SUPPLIED DATA:

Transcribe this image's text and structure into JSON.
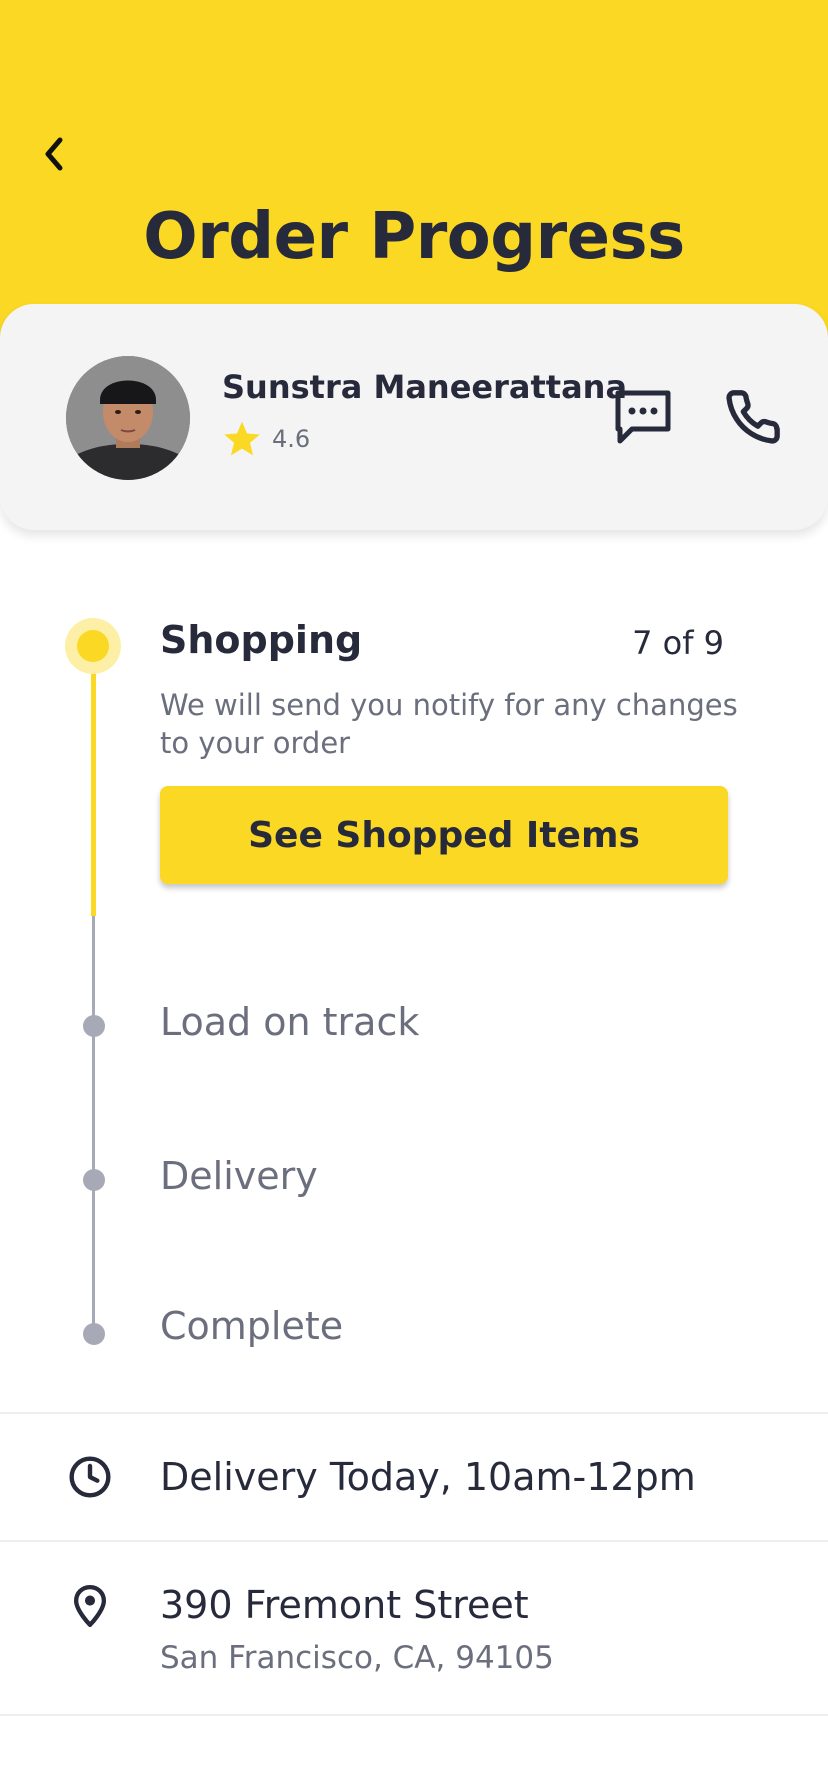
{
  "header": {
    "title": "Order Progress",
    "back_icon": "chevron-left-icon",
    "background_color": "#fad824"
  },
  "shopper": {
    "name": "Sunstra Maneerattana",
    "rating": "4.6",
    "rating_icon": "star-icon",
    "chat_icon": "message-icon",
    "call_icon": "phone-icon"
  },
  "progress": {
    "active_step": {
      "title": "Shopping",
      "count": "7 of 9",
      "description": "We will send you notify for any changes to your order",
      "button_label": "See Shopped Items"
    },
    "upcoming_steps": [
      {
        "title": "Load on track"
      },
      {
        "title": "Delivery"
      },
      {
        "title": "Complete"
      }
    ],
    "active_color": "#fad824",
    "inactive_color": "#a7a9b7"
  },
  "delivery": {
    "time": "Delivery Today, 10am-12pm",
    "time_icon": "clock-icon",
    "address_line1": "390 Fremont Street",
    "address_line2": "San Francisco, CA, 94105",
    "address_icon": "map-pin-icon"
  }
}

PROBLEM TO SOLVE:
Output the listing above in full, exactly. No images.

SOLUTION TO THIS EXERCISE:
Transcribe this image's text and structure into JSON.
{
  "header": {
    "title": "Order Progress",
    "back_icon": "chevron-left-icon",
    "background_color": "#fad824"
  },
  "shopper": {
    "name": "Sunstra Maneerattana",
    "rating": "4.6",
    "rating_icon": "star-icon",
    "chat_icon": "message-icon",
    "call_icon": "phone-icon"
  },
  "progress": {
    "active_step": {
      "title": "Shopping",
      "count": "7 of 9",
      "description": "We will send you notify for any changes to your order",
      "button_label": "See Shopped Items"
    },
    "upcoming_steps": [
      {
        "title": "Load on track"
      },
      {
        "title": "Delivery"
      },
      {
        "title": "Complete"
      }
    ],
    "active_color": "#fad824",
    "inactive_color": "#a7a9b7"
  },
  "delivery": {
    "time": "Delivery Today, 10am-12pm",
    "time_icon": "clock-icon",
    "address_line1": "390 Fremont Street",
    "address_line2": "San Francisco, CA, 94105",
    "address_icon": "map-pin-icon"
  }
}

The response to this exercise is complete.